There is nothing lyrical about the vocals Jill Miller is called to sing as Beggar Woman, but she too is stellar in her every jerky move, shriek and scream, and spine-chilling sung note. This Beggar Woman is a Cassandra who sees what others are ignoring, who knows much more than others can imagine, and who plays a key part in the tale's climactic, tragic ending that would rival any Shakespearean tragedy with the number of dead bodies accumulated.
Also playing a big part in the tale turning into an even darker, sadder story is the role of Tobias Ragg, a simpleminded but sweet boy who helps out in the pie shop and believes no one is nicer than the Mrs. Lovett, who knits him a scarf and treats him almost like a son.
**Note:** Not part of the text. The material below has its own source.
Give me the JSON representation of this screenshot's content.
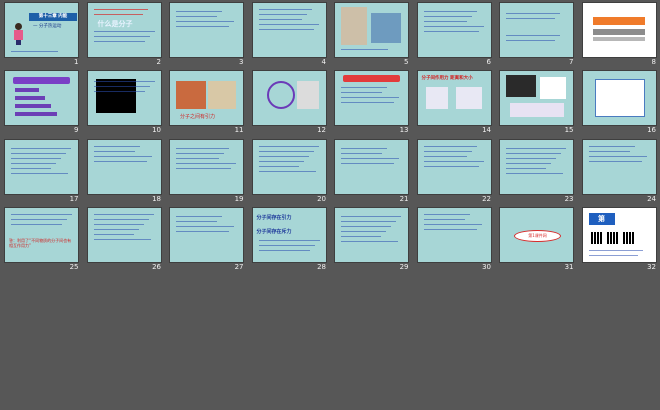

When Keith Pinto worriedly sings in a near-boy's voice, "Nothing's gonna harm you, not while I'm around" to Mrs. Lovett, he too clearly seems to sense impending disasters that the pie lady is totally ignoring in her blind adoration of the barbarous Todd.
While the starkness of this production has its merits in conveying the tale that is based on a Victorian, serialized "penny dreadful" entitled "The String of Pearls," the choices director, scenic designer (Michael Palumbo), and properties designer (Joanna Hobbs) make sometimes have the unintended effect of making the story confusing for the first-time viewer and at other times, diminish the humor that Sondheim and Wheeler so deftly include. Missing in this simple, floor-level set is the upper-level, rented room where split-throated bodies usually slide down a chute from Todd's specially designed barber chair, to be hauled away to some fiery end in a smoking furnace normally part of the overall scenic design. The method that the repeated demises of both the innocent and the wicked occur in this production is usually only symbolic, carried out on headless, white torsos one might find in a Greek antiquities shop, with remains hauled and dumped loudly into a garbage can. There is also is no furnace or smoke plume seen. My accompanying theatergoer, a Sweeney novice, was totally confused at times about what was actually happening.
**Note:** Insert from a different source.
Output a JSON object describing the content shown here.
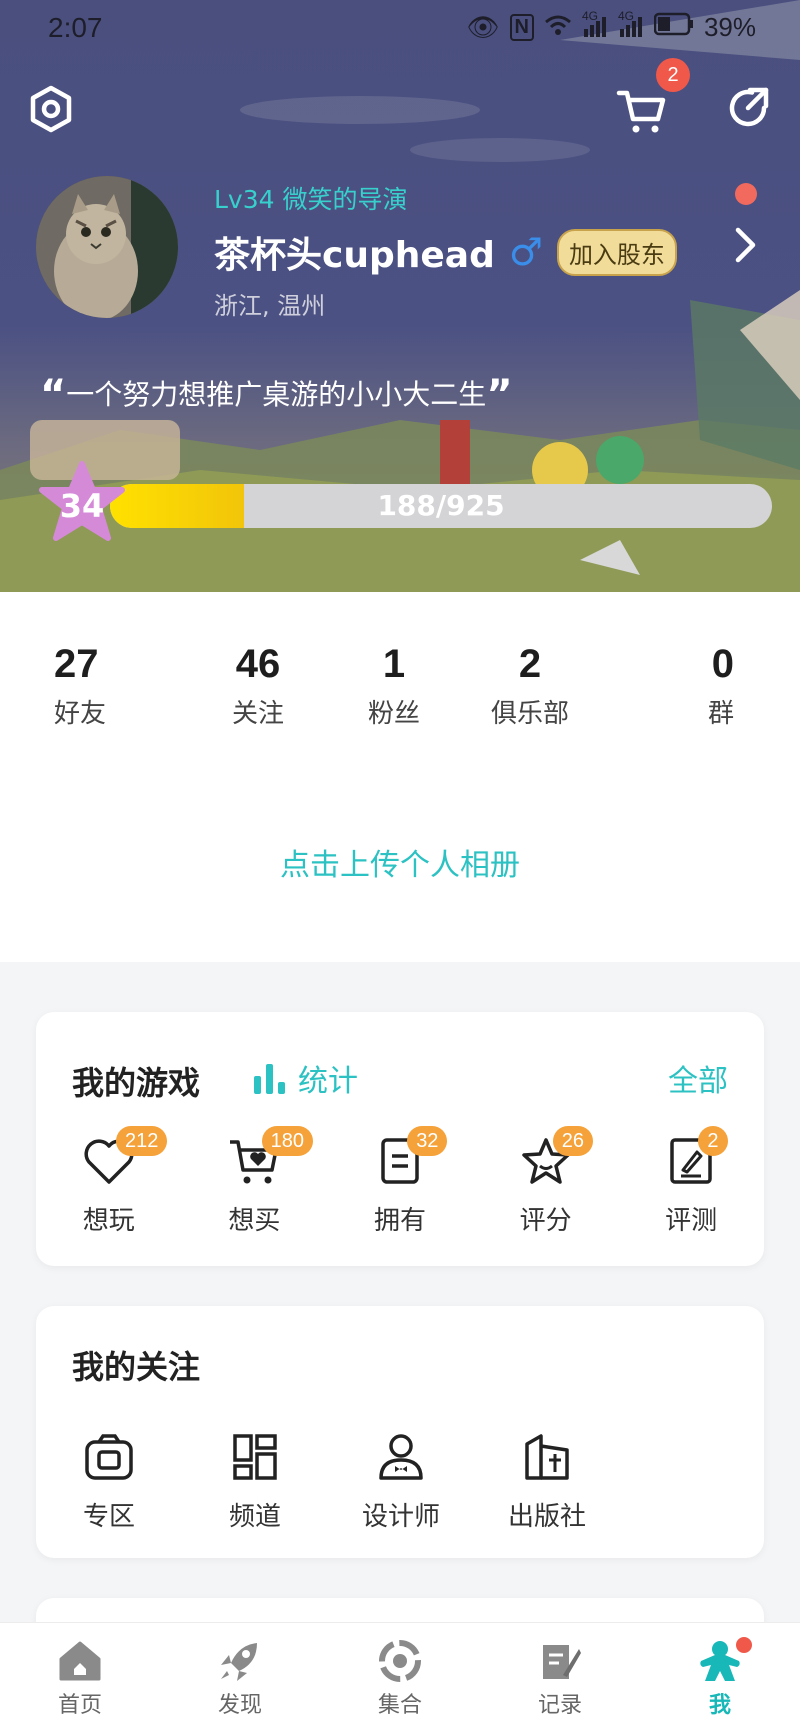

Similarly, one of the funniest parts of the musical normally occurs when Todd and a sideshow huckster of hair-growing tonic have a "shave-off" to see who is the better barber. As Adolpho Pirelli, Ric Iverson has all the exaggerated Italian accents and airs fit for a small-town opera star that make him hilarious, but what he and Todd are missing in this production that would bring many more laughs are real, wide-eyed victims in their barber chairs. Here, the headless torsos again substitute and make the scene frankly only partially successful.
But, having made these observations, I must overall applaud director Kenneth Kelleher and The Stage for taking some daring risks in divorcing this musical that is more opera-like than not from its usual, big-stage, big-set renderings. The stripping away allows in many ways the dark side to become all the darker and the voices themselves to bear the brunt of telling the tale of Sweeney Todd. Certainly The Stage's production takes its own unique spot among the massive library of global productions of this Sondheim masterpiece, and local audiences would be remiss not to fill the seats of the intimate theatre to see the story once again unfold, drip by bloody drip.
Sweeney Todd: The Demon Barber of Fleet Street, through March 18, 2018 at The Stage, 490 First Street, San Jose CA. Tickets are available at www.thestage.org.